I’m Thinking of Ending Things
Director: Charlie Kaufman
Streaming on Netflix: 09.04
“It is beautiful out here … in a bleak, heartbroken kind of way.”
–The Young Woman
The works of Charlie Kaufman are hardly for everyone, and I’d be lying if I said that they’ve always gone straight up my flagpole. I’ve found his works to be hypnotic, hilarious, surreal, insightful and at times maddeningly self-indulgent, but always fascinating. And the older I get, the more I appreciate his unique voice.
I’m Thinking of Ending Things, the film version Iain Reid‘s acclaimed psychological thriller/horror novel, is one of Kaufman’s relatively rare forays into adapting the works of others, but his Academy Award for the brilliantly audacious Adaptation—one of my favorites, along with Eternal Sunshine of the Spotless Mind—is a testament to the fact that if you hire Charlie Kaufman, you must expect him to make the story his own.
This particular story is told from the point of view of a young woman (Jesse Buckley, Wild Rose) who is having very serious second thoughts about her relationship with Jake (Jesse Plemons, The Irishman, Breaking Bad), her boyfriend of only a few weeks. She takes a road trip with him to his family farm, but as the trip progresses, so does the feeling that nothing is quite as it seems. Feeling trapped at the farm with Jake’s mother (Toni Collette, The Sixth Sense, Hereditary) and father (David Thewliss, Harry Potter and the Prisoner of Azkaban, War Horse) during a relentless snowstorm, the young woman begins to question the nature of everything she knew or understood about her boyfriend, herself and the world.

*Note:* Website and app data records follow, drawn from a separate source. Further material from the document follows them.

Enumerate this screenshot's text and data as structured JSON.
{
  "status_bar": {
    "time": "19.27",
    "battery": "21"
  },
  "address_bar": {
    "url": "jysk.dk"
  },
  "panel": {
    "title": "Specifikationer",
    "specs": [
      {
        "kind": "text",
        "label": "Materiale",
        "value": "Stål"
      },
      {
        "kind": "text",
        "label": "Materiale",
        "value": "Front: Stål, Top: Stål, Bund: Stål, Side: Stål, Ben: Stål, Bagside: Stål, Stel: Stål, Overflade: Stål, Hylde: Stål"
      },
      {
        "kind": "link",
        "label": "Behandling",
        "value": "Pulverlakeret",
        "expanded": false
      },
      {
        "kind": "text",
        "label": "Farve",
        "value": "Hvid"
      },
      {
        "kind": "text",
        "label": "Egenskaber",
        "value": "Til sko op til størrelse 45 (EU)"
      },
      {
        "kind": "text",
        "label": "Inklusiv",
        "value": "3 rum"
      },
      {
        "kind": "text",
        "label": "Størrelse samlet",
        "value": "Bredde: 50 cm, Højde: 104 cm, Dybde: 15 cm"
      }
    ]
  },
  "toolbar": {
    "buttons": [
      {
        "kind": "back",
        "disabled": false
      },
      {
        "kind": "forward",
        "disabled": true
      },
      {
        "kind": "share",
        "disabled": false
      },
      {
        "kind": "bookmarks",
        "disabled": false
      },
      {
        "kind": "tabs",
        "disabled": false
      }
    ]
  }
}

Kaufman has crafted a spellbinding film that ranks among his best work, a triumph of atmosphere and unsettling tension and loneliness. It takes a visionary to make such a slow-moving and quiet film that keeps you thoroughly glued to the screen in suspense, unable to explain even to yourself why you feel so drawn in. Kaufman deviates ever so slightly from the book in the third act, but in an entirely good way, opening things up cinematically. There is just the faintest echo of Stanley Kubrick to this “make-of-it-what-you-will” tale, but Kaufman doesn’t wear the influence on his sleeve. Rather, he shows it in his command of his art form.
Jesse Buckley is a revelation. The Irish actress was a last moment replacement for Brie Larson, who had to step away from the project, and Buckley leaves no room for questioning whether even the Oscar-winning, powerhouse star could have been as enchanting in the role. There is an introspective intensity, a quiet confusion, that Buckley conveys, and it’s a masterful mix of being utterly in the moment as an actor and yet lost somewhere in a distant world of her own as a character.

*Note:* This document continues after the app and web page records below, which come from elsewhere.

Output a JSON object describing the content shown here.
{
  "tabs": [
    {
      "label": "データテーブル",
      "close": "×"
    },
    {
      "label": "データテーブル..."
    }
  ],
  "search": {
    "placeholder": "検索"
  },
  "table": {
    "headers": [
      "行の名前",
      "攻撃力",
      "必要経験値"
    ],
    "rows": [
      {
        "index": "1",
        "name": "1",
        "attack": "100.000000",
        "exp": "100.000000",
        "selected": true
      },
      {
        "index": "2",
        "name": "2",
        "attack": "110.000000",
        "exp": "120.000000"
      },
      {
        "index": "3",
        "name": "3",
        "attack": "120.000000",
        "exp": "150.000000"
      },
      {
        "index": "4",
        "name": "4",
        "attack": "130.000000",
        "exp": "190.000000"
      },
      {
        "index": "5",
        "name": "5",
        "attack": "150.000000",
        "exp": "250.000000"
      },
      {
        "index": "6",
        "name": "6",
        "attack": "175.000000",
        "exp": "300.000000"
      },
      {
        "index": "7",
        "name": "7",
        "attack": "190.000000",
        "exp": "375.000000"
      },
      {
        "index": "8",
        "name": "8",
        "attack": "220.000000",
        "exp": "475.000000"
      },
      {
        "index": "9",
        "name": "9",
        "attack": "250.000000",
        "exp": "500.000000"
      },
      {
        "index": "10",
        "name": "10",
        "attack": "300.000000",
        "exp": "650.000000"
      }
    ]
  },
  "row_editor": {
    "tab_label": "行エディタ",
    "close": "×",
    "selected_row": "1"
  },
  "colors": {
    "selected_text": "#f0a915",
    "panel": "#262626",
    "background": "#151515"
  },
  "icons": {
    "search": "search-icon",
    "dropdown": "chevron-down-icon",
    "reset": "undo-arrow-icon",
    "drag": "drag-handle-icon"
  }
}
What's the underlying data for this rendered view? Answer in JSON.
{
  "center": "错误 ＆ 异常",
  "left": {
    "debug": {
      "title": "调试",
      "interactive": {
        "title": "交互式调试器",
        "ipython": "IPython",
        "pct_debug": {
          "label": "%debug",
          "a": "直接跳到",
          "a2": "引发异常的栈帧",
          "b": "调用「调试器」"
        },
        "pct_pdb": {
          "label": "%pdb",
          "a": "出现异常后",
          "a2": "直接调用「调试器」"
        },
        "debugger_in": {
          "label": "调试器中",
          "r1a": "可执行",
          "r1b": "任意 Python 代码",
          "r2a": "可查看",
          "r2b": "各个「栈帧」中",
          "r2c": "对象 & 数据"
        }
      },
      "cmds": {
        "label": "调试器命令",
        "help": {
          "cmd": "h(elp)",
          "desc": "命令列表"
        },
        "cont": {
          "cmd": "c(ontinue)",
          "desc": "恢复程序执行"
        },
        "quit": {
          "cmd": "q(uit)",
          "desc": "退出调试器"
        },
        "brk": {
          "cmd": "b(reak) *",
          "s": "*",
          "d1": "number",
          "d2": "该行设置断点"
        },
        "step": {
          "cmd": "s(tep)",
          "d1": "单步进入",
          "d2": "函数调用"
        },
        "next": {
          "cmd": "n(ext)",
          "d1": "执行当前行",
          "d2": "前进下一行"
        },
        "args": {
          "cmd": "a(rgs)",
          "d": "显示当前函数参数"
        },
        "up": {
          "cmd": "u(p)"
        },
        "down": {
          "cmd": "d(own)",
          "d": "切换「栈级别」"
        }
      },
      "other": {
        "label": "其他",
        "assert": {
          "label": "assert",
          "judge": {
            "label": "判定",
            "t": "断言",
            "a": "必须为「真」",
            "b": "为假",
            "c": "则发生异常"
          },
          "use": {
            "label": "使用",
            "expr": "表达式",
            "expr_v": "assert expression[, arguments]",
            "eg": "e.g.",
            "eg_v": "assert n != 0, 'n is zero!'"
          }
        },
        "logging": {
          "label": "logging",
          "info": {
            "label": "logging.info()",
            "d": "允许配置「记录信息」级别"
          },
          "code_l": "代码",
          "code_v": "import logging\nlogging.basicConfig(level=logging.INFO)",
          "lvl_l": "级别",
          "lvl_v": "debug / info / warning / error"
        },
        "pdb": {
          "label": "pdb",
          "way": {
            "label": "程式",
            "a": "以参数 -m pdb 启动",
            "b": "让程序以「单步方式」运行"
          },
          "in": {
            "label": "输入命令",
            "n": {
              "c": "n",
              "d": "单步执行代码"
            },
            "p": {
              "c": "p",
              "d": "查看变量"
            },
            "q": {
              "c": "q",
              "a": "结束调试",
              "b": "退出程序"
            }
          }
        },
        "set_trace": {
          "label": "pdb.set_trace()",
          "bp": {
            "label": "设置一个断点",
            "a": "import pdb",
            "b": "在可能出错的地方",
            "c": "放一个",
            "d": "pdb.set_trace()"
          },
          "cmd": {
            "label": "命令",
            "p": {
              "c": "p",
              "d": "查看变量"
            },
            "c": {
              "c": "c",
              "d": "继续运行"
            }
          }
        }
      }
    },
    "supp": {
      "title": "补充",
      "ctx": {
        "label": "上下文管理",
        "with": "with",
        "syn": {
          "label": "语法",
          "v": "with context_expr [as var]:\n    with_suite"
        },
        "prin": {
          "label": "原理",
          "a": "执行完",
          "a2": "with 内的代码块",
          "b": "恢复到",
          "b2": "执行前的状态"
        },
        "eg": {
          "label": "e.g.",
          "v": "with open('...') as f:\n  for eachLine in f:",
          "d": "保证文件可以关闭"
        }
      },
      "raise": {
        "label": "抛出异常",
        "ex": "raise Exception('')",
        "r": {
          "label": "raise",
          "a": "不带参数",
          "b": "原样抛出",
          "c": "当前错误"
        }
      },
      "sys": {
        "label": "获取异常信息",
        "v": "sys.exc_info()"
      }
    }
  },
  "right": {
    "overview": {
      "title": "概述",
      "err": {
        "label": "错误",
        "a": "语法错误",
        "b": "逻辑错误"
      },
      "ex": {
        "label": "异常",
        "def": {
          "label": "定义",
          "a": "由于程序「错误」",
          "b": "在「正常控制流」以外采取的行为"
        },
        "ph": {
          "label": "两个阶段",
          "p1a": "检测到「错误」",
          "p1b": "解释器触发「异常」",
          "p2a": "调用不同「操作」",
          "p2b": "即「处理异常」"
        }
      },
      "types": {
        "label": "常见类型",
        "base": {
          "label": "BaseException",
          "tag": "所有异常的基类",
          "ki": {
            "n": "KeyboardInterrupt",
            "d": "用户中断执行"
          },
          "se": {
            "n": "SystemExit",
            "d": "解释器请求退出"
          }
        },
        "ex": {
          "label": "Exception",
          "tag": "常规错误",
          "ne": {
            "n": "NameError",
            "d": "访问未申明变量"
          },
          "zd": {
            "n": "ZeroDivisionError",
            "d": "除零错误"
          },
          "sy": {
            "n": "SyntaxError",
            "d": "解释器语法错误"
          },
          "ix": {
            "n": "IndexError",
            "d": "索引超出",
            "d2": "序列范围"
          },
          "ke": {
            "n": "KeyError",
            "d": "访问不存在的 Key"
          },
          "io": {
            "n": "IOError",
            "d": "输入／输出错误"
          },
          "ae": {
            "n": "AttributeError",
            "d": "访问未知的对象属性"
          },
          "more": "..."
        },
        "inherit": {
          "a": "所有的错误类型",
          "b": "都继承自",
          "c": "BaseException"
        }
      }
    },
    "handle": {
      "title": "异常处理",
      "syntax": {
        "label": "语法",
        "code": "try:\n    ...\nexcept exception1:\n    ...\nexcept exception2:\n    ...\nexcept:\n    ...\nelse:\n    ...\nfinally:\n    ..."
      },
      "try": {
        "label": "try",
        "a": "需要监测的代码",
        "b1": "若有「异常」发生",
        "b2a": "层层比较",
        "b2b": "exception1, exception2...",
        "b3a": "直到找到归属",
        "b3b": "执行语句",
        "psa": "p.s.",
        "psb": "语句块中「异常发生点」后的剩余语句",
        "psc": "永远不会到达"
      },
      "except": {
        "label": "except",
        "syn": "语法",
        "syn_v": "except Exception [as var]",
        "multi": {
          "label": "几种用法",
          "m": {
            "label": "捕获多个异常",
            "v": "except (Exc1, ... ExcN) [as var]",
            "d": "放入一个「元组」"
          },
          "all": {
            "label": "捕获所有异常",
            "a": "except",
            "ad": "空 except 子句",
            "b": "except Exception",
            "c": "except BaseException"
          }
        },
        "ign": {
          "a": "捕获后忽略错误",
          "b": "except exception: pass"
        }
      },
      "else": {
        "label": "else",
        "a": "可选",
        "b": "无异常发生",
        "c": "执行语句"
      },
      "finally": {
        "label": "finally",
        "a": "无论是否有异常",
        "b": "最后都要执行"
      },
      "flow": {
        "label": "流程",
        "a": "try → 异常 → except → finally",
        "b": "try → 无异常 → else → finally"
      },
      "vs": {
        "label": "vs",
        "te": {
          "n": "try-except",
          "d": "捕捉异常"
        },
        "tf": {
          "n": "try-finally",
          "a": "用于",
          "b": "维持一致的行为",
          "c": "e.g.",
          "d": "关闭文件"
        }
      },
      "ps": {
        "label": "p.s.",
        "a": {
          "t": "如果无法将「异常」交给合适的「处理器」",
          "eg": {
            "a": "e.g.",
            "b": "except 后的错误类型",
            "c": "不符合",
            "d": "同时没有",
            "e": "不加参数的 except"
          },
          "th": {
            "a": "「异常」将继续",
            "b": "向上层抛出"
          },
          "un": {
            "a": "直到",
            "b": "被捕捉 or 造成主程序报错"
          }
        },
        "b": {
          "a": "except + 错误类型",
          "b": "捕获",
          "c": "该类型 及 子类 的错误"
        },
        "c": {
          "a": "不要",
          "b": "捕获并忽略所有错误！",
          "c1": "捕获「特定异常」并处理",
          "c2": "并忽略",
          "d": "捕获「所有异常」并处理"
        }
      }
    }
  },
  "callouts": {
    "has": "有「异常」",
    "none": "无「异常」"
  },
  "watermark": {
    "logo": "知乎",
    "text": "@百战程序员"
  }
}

Plemons is an actor with an understated presence that is easy to miss, but over the past few years he has continued to impress me, and I’m Thinking of Ending Things left me with the realization that if there is anyone who could fill the void left by the late Phillip Seymour Hoffman, it just might be Plemons. He adds to that a certain Matt Damon quality without the distraction of … actually being Matt Damon. Meanwhile, if Collette does not emerge as a frontrunner for Best Supporting Actress, there is even less justice in the world than I think there is, which is no small statement. Hilarious, unnerving and poignant, her performance has it all, and Thewlis matches her beat for beat.
Cinematographer Lukasz Zal (Cold War) creates stunning imagery that is alternately comforting and deeply haunting, shooting in a stark 1.33:1 aspect ratio that intensifies the moodiness and sense of awkward isolation.
As stated above, Charlie Kaufman and I’m Thinking of Ending Things are not for everyone. Anyone who watches this movie just because it’s labeled as horror is going to wind up among the steady stream of people who yell at me the moment they find out that I’m a film critic, simply because they hated Hereditary. This is a film that is both surreal and cerebral, with a heavy sense of sadness, it is genuinely disturbing. But to paraphrase its narrator, I’m Thinking of Ending Things is beautiful in a bleak, heartbreaking kind of way. –Patrick Gibbs